It comes as no surprise that a sincere sense of purpose was instilled in Horn from an early age. Born in Dallas in 1991, she grew up in a tightly knit, church-going family filled with musical talent. It was her grandmother, a jazz-loving pianist whose playing was limited to gospel music by her preacher husband, who gave Horn her name. "That was my father’s mother—Harriet Horn—and I guess she knew I was going to be a musical child.” Asked to name the first tune she can recall singing, Horn recalls without hesitation, "’This Little Light of Mine’! I was 3 years old and my granny was standing at the piano, looking at me, saying, ‘You better open your mouth and sing. You better sing loud. Ar-tic-u-late your words.’ I will never forget—she used to always say that. She passed away when I was 12. But she taught me so much.”
Horn may have started singing as a toddler, but she had to wait until her early teenage years to encounter jazz.
"I went to Booker T. Washington High School for the Performing and Visual Arts in Dallas and took this jazz composition class with [longtime music instructor] Roger Boykin there. He would always come out and start scatting and talking about certain singing vocabulary, and in the beginning, I looked at him like he was crazy. I had never heard anything like that before—it was definitely a culture shock. Then he gave me this CD compilation of different singers and musicians. It had Eddie Jefferson, Al Jarreau, George Benson, and others—and I have to admit it was very weird to me and I wasn’t attracted to it at first, not until I heard Sarah Vaughan. And then I fell in love! After that, I tried to mimic everything she did—her intonation, every little flair she did with her voice, everything. I learned how to scat by listening to her, and I really got into it after I listened to John Coltrane and Miles Davis, because they sounded like vocalists though they had a different type of vocabulary.

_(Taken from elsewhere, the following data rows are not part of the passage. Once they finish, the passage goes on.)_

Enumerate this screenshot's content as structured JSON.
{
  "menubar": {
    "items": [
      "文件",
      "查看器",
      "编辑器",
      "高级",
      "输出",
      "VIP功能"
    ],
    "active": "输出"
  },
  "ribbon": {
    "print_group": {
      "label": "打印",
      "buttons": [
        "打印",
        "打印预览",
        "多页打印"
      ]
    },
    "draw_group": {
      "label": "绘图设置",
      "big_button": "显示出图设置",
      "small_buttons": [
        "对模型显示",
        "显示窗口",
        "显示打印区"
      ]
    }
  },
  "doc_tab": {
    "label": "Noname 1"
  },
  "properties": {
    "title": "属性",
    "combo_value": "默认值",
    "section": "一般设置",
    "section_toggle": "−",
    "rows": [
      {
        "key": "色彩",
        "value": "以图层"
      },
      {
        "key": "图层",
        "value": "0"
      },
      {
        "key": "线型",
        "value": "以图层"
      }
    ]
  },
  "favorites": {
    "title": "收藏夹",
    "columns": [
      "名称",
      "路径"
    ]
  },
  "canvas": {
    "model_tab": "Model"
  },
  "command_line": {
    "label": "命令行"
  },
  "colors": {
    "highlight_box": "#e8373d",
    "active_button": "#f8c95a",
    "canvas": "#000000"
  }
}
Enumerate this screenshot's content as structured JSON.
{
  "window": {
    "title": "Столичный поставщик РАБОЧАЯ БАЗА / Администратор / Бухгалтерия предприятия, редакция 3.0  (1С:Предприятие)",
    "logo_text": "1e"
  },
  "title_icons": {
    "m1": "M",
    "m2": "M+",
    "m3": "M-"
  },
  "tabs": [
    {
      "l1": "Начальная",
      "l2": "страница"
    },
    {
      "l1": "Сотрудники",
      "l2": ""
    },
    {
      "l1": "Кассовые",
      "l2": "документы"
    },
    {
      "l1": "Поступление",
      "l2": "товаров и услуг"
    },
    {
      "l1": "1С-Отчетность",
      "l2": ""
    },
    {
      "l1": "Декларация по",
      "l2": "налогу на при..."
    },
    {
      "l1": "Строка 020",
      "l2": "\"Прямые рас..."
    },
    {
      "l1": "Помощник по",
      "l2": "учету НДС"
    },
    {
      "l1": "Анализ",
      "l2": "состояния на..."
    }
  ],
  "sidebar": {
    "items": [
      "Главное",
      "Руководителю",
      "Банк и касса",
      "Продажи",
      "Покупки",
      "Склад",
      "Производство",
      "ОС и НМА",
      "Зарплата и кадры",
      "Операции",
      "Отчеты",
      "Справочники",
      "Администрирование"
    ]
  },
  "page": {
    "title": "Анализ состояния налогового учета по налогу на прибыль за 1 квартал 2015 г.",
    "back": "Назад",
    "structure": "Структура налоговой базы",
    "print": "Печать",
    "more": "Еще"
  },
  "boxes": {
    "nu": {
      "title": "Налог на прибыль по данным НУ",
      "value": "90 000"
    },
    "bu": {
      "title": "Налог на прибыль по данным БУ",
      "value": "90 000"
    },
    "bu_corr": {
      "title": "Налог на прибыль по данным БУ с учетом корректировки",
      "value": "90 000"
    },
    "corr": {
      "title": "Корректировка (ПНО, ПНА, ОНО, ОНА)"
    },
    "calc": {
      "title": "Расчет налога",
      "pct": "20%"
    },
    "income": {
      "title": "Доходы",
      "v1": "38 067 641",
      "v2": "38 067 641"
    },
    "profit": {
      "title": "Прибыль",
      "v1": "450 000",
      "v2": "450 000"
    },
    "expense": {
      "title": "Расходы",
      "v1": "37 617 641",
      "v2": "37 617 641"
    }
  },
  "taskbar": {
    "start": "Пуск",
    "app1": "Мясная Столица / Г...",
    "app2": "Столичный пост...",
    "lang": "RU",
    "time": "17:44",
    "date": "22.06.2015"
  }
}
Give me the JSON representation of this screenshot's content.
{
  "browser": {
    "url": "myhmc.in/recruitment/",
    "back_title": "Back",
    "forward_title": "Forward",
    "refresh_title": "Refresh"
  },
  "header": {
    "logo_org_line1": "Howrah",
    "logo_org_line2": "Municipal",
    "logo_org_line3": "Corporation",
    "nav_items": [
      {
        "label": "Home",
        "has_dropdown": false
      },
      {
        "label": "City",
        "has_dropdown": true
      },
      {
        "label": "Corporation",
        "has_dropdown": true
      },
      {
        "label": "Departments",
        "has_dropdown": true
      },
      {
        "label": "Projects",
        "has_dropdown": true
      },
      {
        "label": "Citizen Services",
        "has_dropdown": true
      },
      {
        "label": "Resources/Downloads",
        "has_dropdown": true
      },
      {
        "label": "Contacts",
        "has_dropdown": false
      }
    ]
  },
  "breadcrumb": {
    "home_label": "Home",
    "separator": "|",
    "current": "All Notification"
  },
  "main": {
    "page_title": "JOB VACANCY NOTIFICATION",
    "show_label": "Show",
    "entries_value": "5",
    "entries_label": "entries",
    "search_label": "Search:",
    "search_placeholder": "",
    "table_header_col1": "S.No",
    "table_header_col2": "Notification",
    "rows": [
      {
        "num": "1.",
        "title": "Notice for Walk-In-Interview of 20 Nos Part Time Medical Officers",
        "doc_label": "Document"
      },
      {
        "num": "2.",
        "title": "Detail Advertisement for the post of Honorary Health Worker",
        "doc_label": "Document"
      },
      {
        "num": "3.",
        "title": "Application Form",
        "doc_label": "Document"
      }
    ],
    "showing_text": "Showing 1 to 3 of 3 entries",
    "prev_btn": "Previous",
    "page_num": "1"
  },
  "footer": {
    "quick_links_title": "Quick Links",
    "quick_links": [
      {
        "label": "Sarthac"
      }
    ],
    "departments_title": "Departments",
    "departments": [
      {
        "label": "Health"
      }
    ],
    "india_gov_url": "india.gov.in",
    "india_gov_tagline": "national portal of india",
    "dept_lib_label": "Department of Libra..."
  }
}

"When I first started scatting I thought that there was a certain language that you had to maintain. I didn’t know you could have your own style but after a while, I found my little niche in it and it just became me, it became a part of me and I never looked back from that.”
Horn’s talent grew and began to garner attention. In 2013, she entered and won a Newark-based contest fittingly named for her initial inspiration—the Sarah Vaughan International Jazz Competition. Then in 2015, at a gala concert at the Dolby Center in Los Angeles, she won what is arguably the most coveted award a young jazz musician can claim today—one that would lead to her recording A Social Call—winner of the Thelonious Monk Institute International Jazz Competition.
"I was excited but I was overwhelmed at the same time; there was a lot going on in my personal life—I had just become a mother—so I didn’t really have a chance to really notice exactly what was going on until a couple of months later. I remember as soon as I got the award, and finished meeting Mr. Herbie Hancock and some of the judges—Patti Austin, Dee Dee Bridgewater—I had to go backstage to feed my baby. That was really the top priority for me. It was crazy time for me.”